Further experiments are needed to demonstrate that this form of social learning fulfills the second criterion, i.e., that it can lead to the transmission of sexual preferences from older to younger individuals. If this were the case, it would mean that female mating preferences in this invertebrate are at least partly transmitted culturally. This seems surprising because Drosophila have a miniature brain and are not usually considered to possess cognitive abilities compatible with cultural transmission (reviewed in refs. 25 and 36). However, this may not be so surprising in view of the pervasive occurrence of social learning, social and sexual imprinting, imitation, copying and teaching3,4,8 (review in refs. 23, 24, 29 and 37–39) in many different contexts and in taxa as varied as birds,31,40–43 mammals,44 fish32,45,46 and insects.1,47 Even plants48 show characteristics akin to social learning. These results suggest that more species may possess the cognitive abilities necessary to transmit social information across generations.

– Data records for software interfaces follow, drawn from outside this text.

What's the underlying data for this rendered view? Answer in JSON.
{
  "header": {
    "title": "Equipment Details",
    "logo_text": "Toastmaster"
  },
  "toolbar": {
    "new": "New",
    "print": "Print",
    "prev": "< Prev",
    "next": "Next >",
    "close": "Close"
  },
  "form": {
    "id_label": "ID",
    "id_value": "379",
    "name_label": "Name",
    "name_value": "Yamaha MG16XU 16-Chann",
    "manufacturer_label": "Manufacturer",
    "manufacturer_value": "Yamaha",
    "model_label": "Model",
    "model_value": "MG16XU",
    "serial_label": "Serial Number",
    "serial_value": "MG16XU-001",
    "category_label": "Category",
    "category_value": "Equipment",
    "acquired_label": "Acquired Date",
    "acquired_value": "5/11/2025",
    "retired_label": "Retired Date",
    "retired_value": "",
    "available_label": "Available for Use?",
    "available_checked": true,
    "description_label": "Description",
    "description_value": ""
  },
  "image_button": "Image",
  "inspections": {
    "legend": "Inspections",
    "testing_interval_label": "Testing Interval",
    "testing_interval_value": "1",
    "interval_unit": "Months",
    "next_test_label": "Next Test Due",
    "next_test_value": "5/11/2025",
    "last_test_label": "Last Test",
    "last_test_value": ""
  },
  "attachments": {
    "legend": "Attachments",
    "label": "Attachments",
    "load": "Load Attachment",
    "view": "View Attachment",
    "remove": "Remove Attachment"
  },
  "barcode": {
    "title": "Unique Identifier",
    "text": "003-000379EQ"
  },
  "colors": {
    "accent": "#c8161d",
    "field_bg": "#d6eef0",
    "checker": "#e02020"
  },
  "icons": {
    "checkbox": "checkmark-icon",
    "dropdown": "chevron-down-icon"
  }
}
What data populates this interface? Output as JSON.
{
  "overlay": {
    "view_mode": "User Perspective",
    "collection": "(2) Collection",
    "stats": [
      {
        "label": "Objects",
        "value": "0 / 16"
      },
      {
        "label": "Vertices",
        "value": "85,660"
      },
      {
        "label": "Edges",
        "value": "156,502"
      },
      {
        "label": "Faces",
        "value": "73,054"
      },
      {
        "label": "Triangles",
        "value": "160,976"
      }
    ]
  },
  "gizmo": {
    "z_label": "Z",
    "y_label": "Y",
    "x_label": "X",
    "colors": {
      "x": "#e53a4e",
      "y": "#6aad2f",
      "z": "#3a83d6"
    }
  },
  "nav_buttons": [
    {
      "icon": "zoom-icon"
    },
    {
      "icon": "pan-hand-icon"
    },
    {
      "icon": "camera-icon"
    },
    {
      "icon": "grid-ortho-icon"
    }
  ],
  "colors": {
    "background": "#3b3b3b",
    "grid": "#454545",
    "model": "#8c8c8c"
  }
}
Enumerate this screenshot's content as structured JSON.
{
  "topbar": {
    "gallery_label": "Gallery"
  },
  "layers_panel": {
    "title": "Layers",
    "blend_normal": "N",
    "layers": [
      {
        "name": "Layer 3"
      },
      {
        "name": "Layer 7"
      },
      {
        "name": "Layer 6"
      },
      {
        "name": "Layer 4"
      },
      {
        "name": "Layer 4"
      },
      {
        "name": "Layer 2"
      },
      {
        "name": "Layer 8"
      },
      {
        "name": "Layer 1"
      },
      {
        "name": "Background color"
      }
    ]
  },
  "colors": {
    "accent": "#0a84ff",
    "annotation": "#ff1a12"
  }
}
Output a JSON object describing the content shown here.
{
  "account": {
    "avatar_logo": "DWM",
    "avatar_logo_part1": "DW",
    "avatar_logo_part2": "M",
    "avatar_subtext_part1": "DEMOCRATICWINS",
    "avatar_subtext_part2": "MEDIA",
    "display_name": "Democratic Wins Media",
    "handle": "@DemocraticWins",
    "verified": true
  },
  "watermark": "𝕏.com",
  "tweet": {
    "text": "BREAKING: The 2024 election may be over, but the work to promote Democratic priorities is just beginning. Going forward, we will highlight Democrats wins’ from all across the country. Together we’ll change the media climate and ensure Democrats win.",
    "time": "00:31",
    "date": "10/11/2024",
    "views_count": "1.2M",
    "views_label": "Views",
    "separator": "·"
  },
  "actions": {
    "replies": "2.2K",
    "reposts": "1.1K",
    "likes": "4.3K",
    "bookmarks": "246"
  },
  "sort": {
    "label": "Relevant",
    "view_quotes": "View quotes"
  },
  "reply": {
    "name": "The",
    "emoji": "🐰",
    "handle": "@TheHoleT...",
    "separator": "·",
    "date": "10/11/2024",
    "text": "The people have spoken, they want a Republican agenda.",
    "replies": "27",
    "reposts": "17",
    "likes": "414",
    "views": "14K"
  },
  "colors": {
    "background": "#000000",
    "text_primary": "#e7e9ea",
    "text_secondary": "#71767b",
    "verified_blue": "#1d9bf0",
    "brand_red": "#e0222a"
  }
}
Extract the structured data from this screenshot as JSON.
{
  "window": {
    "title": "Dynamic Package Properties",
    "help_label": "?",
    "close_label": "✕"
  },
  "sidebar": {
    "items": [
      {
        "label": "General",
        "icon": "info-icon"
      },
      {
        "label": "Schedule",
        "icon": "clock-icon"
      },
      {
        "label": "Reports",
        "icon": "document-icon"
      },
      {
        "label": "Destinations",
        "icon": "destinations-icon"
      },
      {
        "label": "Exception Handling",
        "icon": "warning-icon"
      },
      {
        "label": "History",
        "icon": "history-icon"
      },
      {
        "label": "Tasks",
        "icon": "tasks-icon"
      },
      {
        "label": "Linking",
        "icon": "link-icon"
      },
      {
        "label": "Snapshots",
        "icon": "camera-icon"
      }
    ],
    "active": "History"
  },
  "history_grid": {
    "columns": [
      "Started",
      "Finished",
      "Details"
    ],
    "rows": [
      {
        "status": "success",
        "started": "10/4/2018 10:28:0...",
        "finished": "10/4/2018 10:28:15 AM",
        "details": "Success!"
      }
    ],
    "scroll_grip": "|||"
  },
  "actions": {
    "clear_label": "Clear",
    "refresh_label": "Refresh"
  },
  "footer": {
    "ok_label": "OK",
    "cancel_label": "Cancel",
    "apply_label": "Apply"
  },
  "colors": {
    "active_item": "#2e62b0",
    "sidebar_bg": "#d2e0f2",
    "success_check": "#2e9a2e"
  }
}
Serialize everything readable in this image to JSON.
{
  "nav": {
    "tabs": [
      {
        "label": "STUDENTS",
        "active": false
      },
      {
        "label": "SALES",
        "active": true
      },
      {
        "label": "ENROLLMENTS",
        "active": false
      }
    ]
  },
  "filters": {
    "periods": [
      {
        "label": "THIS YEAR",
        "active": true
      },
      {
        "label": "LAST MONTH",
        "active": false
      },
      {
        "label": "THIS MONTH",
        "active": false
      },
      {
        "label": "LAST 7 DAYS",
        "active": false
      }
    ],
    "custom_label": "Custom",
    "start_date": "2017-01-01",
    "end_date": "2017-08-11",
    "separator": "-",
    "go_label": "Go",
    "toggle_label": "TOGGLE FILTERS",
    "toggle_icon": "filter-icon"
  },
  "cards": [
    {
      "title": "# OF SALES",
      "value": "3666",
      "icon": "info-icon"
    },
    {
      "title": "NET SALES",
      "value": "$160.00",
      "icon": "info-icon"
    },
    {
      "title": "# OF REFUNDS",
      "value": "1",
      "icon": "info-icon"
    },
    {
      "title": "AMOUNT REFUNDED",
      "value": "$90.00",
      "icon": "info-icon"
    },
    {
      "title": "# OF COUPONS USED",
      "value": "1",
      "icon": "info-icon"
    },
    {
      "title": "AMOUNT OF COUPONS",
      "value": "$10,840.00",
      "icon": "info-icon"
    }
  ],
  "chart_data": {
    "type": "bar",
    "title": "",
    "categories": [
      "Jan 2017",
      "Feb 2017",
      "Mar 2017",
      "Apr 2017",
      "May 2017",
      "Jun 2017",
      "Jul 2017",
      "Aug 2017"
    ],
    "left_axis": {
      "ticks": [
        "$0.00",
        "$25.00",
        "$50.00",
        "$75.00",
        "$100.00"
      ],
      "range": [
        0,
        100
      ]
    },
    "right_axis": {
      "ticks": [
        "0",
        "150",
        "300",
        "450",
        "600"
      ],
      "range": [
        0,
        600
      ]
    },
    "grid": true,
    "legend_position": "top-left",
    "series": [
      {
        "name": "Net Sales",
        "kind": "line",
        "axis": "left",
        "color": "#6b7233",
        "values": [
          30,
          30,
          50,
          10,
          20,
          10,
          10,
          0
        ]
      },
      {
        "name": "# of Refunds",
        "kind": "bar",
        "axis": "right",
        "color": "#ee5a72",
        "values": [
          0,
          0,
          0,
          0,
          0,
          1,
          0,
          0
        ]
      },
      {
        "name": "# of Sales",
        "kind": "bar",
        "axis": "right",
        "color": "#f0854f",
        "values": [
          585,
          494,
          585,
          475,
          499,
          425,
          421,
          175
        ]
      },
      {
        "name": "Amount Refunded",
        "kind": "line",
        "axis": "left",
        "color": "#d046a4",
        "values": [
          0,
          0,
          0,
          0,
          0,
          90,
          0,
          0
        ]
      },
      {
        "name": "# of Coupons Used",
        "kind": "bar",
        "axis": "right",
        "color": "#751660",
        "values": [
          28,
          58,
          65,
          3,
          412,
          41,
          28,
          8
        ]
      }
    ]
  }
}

In conclusion, evidence for culture in invertebrates should encourage further research to test the generality of our results. Subsequently, a study of Drosophila serrata found no evidence for social learning in a mate choice context.49 However, that study differed from ours in many important ways that potentially may have hampered the detection of social learning. For instance, in that study, attractor females were of another species (D. birchii “of similar age”). It may well be that prospector females detected that these females were not conspecifics and they thus may have not considered the demonstration as providing useful information about male attractiveness. We now need to test multiple species with reliable designs. We also need to determine whether the second criterion of transmission across generations is fulfilled in Drosophila melanogaster. In case of a positive result, as suggested by Ellouise Leadbeater, it would introduce “a mainstream model species to the study of how animals use social information”50 and how such cultural transmission may affect evolution in general. This would also suggest that cultural evolution may be a relatively ancient evolutionary process that may have contributed to the evolution of many different taxa. This would considerably broaden the taxonomic range of cultural processes, and beg for the inclusion of cultural inheritance into the general theory of evolution, and not only for human evolution.2–4
This work was supported by the French “Agence Nationale de la Recherche” (ANR-05-BLAN-0265, EVO-INF-ECOL) to E.D., by a postdoc grant from the French “Fondation Fyssen” to S.B. and by the Austrian Science Foundation (FWF) grants P17468 and P20401 to R.H.W.
Previously published online: www.landesbioscience.com/journals/cib/article/11970